As I keep trying new things for the blog, today I introduce an “explainer” video.  You’ve seen them before; it’s a short movie explaining a subject.

Today’s topic is one I’ve touched on from time to time — separation agreements that comply with the Older Workers Benefit Protection Act.

Let me know what you

Last week, a story caught my eye and the attention of some of my colleagues.  As reported first by Bloomberg BNA, IBM has stopped providing the comparison information that is typically required in separation agreements for older workers under the Older Workers Benefit Protection Act.

You may be wondering how that is possible.  Robin

Over the weekend, I asked my colleague, Chris Engler, to think of any employment law lessons that could be divined from the victories of the UConn Men’s Basketball team.  He reminds us in the post below that preparation still matters.  Of course, this isn’t the first time this blog has written about the UConn Huskies (see 2009 and 2011).  Will 2014 bring another championship?

This past weekend, the UConn men’s hoops team reminded us that hard work and thorough preparation can prevail in a contest that looks tough to win on paper. A recent federal court decision shows that those same qualities serve Connecticut employers well too.

The alleged facts are told in the court’s decision: Martin Donovan, a longtime Yale University administrator, was terminated back in 2010 after an investigation revealed numerous problems with his management style. Donovan sued for age discrimination based on three comments by his supervisors.

The background facts are important. A few months before his termination, when Donovan was 61 years old, his supervisor asked him about rumors that he was planning to retire. When Donovan vehemently denied the rumors, the supervisor expressed relief that Donovan would continue working.

Previously, another supervisor had commented on other employees’ ages in Donovan’s presence. The supervisor first conveyed his satisfaction that an accountant left and was replaced by “someone younger.” Later, the supervisor mentioned that a researcher was too old for his research to be valid.

Despite these comments, the federal court for the District of Connecticut concluded that they weren’t enough to show age discrimination. In doing so, the court provided some insight into how an employer can avoid an age discrimination claim. (Readers, get out your notepads.)
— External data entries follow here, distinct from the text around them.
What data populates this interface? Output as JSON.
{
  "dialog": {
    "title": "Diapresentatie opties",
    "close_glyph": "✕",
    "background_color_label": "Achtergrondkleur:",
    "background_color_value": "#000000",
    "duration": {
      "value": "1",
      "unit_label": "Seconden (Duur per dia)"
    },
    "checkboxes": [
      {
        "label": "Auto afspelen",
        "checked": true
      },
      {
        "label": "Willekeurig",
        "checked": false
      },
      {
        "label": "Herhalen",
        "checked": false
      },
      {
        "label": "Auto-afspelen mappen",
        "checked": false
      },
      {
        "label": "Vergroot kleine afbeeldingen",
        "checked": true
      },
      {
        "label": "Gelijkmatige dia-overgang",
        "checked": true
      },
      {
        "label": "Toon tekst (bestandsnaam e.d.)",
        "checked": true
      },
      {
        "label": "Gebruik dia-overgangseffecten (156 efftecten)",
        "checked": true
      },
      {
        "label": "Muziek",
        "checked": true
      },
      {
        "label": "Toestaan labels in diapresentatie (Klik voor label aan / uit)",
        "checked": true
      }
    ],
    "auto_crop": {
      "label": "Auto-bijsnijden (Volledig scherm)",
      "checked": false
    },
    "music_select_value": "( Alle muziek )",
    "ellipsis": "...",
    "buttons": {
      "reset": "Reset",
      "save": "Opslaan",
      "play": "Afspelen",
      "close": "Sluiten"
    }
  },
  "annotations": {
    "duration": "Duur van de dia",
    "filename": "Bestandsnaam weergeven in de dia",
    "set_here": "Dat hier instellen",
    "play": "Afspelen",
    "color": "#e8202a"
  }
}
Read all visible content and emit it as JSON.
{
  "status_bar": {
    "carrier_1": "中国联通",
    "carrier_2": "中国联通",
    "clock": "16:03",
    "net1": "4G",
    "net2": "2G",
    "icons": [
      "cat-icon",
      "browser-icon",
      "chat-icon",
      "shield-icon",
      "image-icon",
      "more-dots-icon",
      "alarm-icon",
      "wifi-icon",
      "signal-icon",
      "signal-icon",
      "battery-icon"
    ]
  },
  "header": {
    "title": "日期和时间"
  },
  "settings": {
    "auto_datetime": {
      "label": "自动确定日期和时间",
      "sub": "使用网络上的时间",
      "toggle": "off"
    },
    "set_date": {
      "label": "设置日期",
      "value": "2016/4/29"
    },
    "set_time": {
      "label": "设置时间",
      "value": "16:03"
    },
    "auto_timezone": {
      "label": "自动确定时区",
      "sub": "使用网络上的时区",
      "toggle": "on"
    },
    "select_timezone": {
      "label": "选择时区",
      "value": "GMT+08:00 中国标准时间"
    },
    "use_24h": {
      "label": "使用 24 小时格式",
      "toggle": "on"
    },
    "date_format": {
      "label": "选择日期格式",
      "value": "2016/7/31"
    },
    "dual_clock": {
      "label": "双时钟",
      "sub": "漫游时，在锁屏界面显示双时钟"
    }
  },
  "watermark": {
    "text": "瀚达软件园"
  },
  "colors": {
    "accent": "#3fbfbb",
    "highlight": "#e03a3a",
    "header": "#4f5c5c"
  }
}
First, the court highlighted the thoroughness of the investigation into Donovan’s managerial problems. The investigators were theoretically impartial, being from another Yale unit, and they interviewed and observed nearly every employee in the department. This convinced the court that these problems weren’t just a pretext.

That brings us to Takeaway #1: Thoroughly investigate and document performance issues, such as Donovan’s managerial problems, as soon as they arise. Yale’s comprehensive investigation was its saving grace in this case.

On a related note, here’s Takeaway #1a: An employer probably has more pressure to conduct a solid investigation if there was a recent incident involving an employee’s protected status. To try to show a pretext, Donovan emphasized that his termination came mere months after the retirement conversation. While the court here wasn’t convinced, another court viewing somewhat different facts might be. Again, consistent and accurate documentation of issues should avoid this dilemma.


Continue Reading Final Four Madness: Preparation Still Matters To Win On (or In) The Court

In Tuesday’s The New York Times, an article (that, as of Monday evening was one of the lead pieces on the NYTimes.com website) argues that age discrimination continues to exist in society and that it is hitting the baby boomers particularly hard.  (Indeed, the article’s tag is “for-laid-off-older-workers-age-bias-is-pervasive”.)

I do not challenge the assertion

Today, the EEOC has published its final rule clarifying a portion of the Age Discrimination in Employment Act (ADEA).  You can download the rule here and a FAQ from the EEOC here.   The rule comes as a partial response to a 2008 U.S. Supreme Court decision that analyzed the issue. 

The rule has some significance for employers who have policies or take action that may have a disparate impact on older workers. In plain english, disparate impact essentially means an age-neutral rule that affects older workers more than younger workers; disparate treatment means a rule or action that treats older workers differently.

The easiest example to think of is suppose a police department has a physical fitness test so that officers can pursue and apprehend suspects; that practice may have a disparate impact on older workers . 

So what did the final rule clarify? According to the EEOC:
Continue Reading EEOC Publishes Final Rule on Reasonable Factors Other Than Age (RFOA)

In employment discrimination cases, some of the day-to-day details of a person’s employment are sometimes disputed.   Did an employee "continually" cry at work or only "occasionally" cry? And does it matter?

A recent Connecticut district court decision clarified that such trivial disputes about an employee’s background — without more — are not enough to be